* TASK STATEMENT
Gather all lines with "icon" from the records.

* INPUT RECORDS
*****
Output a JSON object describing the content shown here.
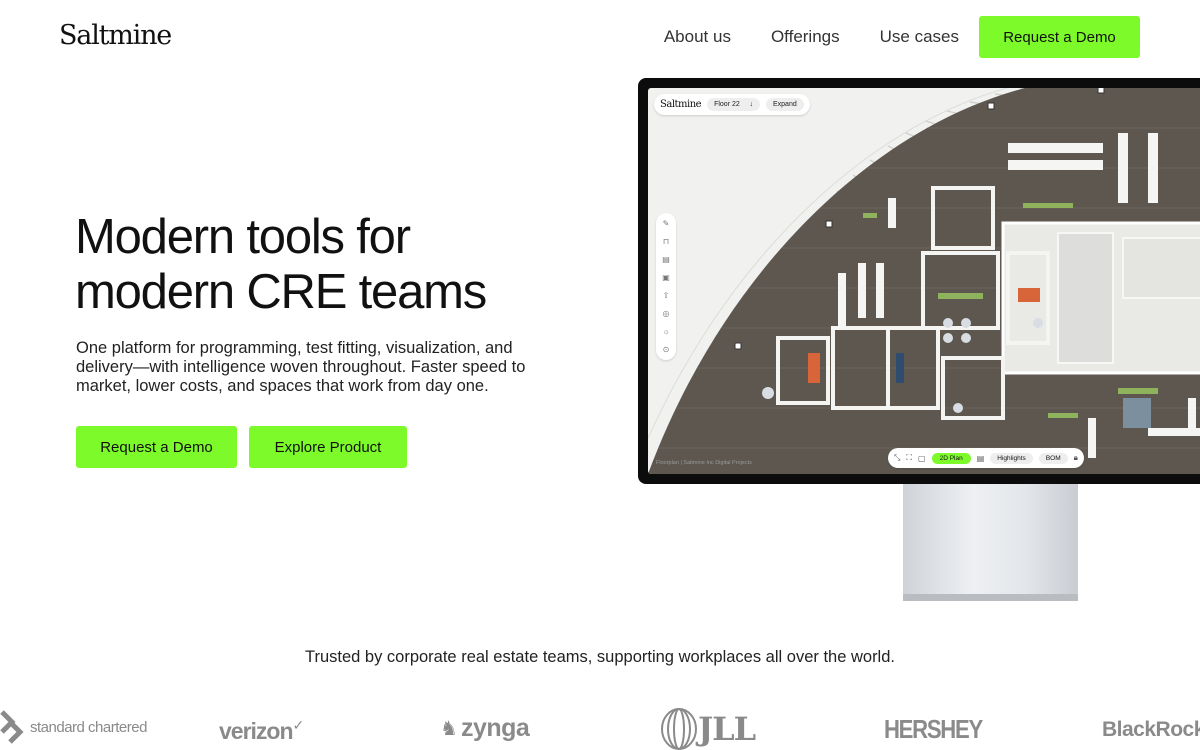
{
  "header": {
    "logo": "Saltmine",
    "nav": [
      "About us",
      "Offerings",
      "Use cases"
    ],
    "cta": "Request a Demo"
  },
  "hero": {
    "title_line1": "Modern tools for",
    "title_line2": "modern CRE teams",
    "subtitle": "One platform for programming, test fitting, visualization, and delivery—with intelligence woven throughout. Faster speed to market, lower costs, and spaces that work from day one.",
    "primary_cta": "Request a Demo",
    "secondary_cta": "Explore Product"
  },
  "app": {
    "logo": "Saltmine",
    "floor": "Floor 22",
    "floor_arrow": "↓",
    "expand": "Expand",
    "view_active": "2D Plan",
    "highlights": "Highlights",
    "bom": "BOM",
    "caption": "Floorplan | Saltmine Inc   Digital Projects"
  },
  "trust": {
    "text": "Trusted by corporate real estate teams, supporting workplaces all over the world.",
    "brands": [
      "standard chartered",
      "verizon",
      "zynga",
      "JLL",
      "HERSHEY",
      "BlackRock"
    ]
  },
  "colors": {
    "accent": "#7dfa2a",
    "floor": "#5d5750",
    "wall": "#f4f4f2",
    "orange": "#d8653a",
    "monitor": "#0c0c0c"
  }
}
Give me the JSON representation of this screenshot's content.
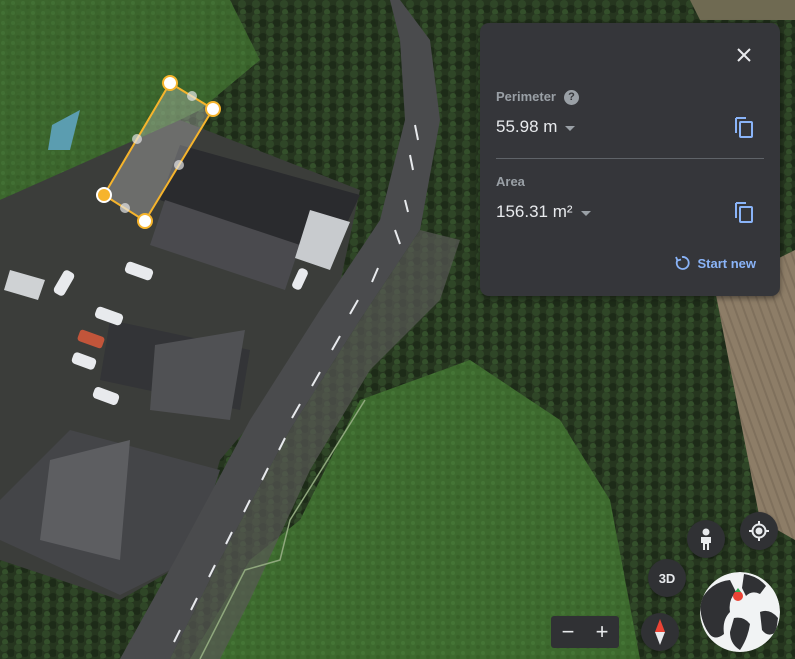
{
  "map": {
    "view": "satellite",
    "measurement_color": "#f6b42c"
  },
  "measure_panel": {
    "close_icon": "close-icon",
    "perimeter": {
      "label": "Perimeter",
      "help_icon": "help-icon",
      "help_glyph": "?",
      "value": "55.98 m",
      "copy_icon": "copy-icon"
    },
    "area": {
      "label": "Area",
      "value": "156.31 m²",
      "copy_icon": "copy-icon"
    },
    "start_new_label": "Start new",
    "start_new_icon": "refresh-icon",
    "accent_color": "#8ab4f8"
  },
  "controls": {
    "pegman_icon": "pegman-icon",
    "my_location_icon": "my-location-icon",
    "three_d_label": "3D",
    "zoom_out_label": "−",
    "zoom_in_label": "+",
    "compass_icon": "compass-icon",
    "globe_icon": "globe-icon"
  }
}
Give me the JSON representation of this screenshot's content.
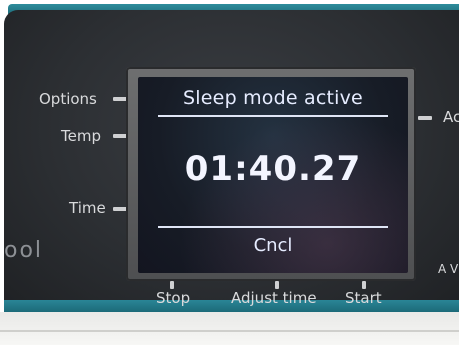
{
  "display": {
    "status": "Sleep mode active",
    "timer": "01:40.27",
    "cancel_label": "Cncl"
  },
  "left_buttons": {
    "options": "Options",
    "temp": "Temp",
    "time": "Time"
  },
  "bottom_buttons": {
    "stop": "Stop",
    "adjust_time": "Adjust time",
    "start": "Start"
  },
  "right_edge": {
    "label_top": "Ac",
    "label_bottom": "A V"
  },
  "brand": {
    "text": "ool"
  }
}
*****
* SOLUTION BELOW
    "close_icon": "close-icon",
      "help_icon": "help-icon",
      "copy_icon": "copy-icon"
      "copy_icon": "copy-icon"
    "start_new_icon": "refresh-icon",
    "pegman_icon": "pegman-icon",
    "my_location_icon": "my-location-icon",
    "compass_icon": "compass-icon",
    "globe_icon": "globe-icon"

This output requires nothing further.